How Obama's College Cost Plan Could Affect Student Borrowers

The president’s college affordability plan would allow all borrowers to enroll in Pay As You Earn.

By SHARE
WideModern_couplepayingbills_090313.jpg
The president’s college affordability plan will spread the word about income-based repayment programs.

The White House released its plan to make college more affordable last month. It's ambitious, bound to be controversial, especially among colleges, and many of its key provisions will require Congressional action, which is never a given these days.

Nonetheless, it's an important step that will help shape the debate over postsecondary education for the near future. Here's a brief overview that focuses on the issues most germane to student debt along with the Student Loan Ranger's gut reaction.

The president's proposal ends with allowing all borrowers to enroll in Pay As You Earn, the new income-driven repayment plan that caps payments at 10 percent of a borrower's income and provides for forgiveness after 20 years. Currently only "new borrowers" – those who borrowed their first federal loan on or after Oct. 1, 2007 and received a new loan on or after Oct. 1, 2011 – are eligible for the plan. This is a much needed step forward, but it will require Congress to take action.

[Get tips and advice on navigating the maze of student loan options.]

A step that does not require Congress is ensuring borrowers know that income-driven repayment plans, including Pay As You Earn, are available to help them. The president is directing the Department of Education to contact struggling borrowers and undergraduates with high amounts of debt this fall to "ensure they have the information they need to choose the right repayment option for them," according to a summary of the proposal on the White House website.

Under the president's plan, the U.S. Department of Education and the Department of the Treasury will team up in 2014 to inform borrowers about those plans as they file their taxes. This will be very helpful for borrowers. Despite a constant rise in deferment, forbearance, delinquency and default rates that indicate growing borrower distress, slightly less than 7 percent of borrowers are currently enrolled in income-driven repayment plans, which provide a buffer if they suffer a decline in income or lose their jobs.

As we've noted before, women and minorities are hardest hit by student debt, so it's good to see the president taking some action on that front as well. Pell Grants are reserved for low-income students, many of whom are women and minorities. With elite colleges failing to enroll more Pell students over the past five years, we think the legislation the president is calling for to provide colleges with bonuses for graduating – and we stress graduating – Pell students is a great idea.

[Learn how to get a great financial aid package.]

We're not so sure about the idea outlined in the proposal of "requiring colleges with high dropout rates to disburse student aid over the course of the semester as students face expenses, rather than in a lump sum at the beginning of the semester." We understand this would help ensure that students who drop out during a semester do not receive Pell Grants for time they are not in school, but the fact is that lower-income students often face unexpected financial challenges.

Requiring them to wait for aid could backfire by exacerbating those challenges and causing higher dropout rates. And punishing students for colleges' failures seems unfair as well.

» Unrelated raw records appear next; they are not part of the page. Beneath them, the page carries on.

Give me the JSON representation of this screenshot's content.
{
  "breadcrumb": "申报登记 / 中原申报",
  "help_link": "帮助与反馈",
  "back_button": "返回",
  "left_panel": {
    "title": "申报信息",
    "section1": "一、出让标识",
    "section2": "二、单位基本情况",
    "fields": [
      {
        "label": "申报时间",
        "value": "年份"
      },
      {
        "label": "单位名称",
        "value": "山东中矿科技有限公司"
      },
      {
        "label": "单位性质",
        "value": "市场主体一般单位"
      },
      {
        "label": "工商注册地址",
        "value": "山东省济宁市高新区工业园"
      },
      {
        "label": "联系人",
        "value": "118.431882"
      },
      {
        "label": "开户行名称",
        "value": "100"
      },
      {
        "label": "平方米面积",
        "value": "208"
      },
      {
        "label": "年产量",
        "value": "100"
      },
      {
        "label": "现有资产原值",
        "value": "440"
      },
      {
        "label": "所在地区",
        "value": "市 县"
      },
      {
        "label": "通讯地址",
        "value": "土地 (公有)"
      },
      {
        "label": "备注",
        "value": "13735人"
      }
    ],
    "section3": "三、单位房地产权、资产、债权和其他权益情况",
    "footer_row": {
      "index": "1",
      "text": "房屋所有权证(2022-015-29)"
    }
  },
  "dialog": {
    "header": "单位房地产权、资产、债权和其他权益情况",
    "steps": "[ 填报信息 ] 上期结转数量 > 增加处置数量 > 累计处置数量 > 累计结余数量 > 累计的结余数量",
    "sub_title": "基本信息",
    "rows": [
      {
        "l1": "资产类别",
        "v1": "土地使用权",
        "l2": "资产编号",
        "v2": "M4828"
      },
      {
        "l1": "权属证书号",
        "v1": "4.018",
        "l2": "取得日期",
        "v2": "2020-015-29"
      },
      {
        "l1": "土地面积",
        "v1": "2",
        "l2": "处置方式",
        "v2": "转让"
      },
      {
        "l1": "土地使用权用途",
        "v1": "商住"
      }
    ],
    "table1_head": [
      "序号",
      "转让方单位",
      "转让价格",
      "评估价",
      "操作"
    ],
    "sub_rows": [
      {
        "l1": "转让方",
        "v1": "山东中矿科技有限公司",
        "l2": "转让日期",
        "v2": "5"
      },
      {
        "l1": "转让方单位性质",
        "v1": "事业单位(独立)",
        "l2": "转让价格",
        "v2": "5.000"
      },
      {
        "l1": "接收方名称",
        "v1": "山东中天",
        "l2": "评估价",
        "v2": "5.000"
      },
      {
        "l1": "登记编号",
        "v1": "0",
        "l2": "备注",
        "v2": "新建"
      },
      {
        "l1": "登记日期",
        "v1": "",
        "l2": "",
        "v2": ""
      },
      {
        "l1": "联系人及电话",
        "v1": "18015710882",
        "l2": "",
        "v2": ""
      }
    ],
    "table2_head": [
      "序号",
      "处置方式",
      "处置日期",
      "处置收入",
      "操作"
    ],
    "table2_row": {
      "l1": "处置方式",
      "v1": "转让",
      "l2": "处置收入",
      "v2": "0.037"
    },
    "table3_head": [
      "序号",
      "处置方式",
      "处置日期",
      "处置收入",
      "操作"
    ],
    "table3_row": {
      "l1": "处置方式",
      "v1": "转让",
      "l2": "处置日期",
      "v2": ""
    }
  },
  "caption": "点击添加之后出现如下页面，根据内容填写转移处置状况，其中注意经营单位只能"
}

We would prefer a proposal that would directly target low-performing schools by, for example, lowering their new College Scorecard rating.

[Understand recent changes to financial aid.]

This proposal to develop a new college ratings system before 2015 and then to use it as a basis for awarding federal aid in 2018 – assuming Congress will pass legislation authorizing the latter – is the most controversial aspect of the president's proposal and the one students and parents probably will hear the most about. The new rating system can be implemented by the Department of Education, so we will undoubtedly be writing more about it as the details are hashed out.

But the Student Loan Ranger likes the idea of students being able to compare colleges easily, and the proposal at least indicates that the president is aware of the necessity of dealing with some of the tough issues, including grouping colleges with similar missions, identifying the colleges that do the most to help students from disadvantaged backgrounds, promoting access and affordability and finding ways to measure both graduation and transfer rates.

Since it will require Congressional action and is not even theoretically slated to take effect until 2018, we'll largely leave the idea of using the ratings to award federal aid alone. But we do want to say that the idea that, as stated in the summary, "students attending high-performing colleges could receive larger Pell Grants and more affordable student loans," again strikes us as punishing students for the school's failures. When Congress takes up this idea, the Student Loan Ranger hopes they'll look for alternative ways to spur schools to perform better.

Isaac Bowers is a senior program manager in the Communications and Outreach unit, responsible for Equal Justice Works's educational debt relief initiatives. An expert on educational debt relief, Bowers conducts monthly webinars for a wide range of audiences; advises employers, law schools, and professional organizations; and works with Congress and the Department of Education on federal legislation and regulations. Prior to joining Equal Justice Works, he was a fellow at Shute, Mihaly & Weinberger LLP in San Francisco. He received his J.D. from New York University School of Law.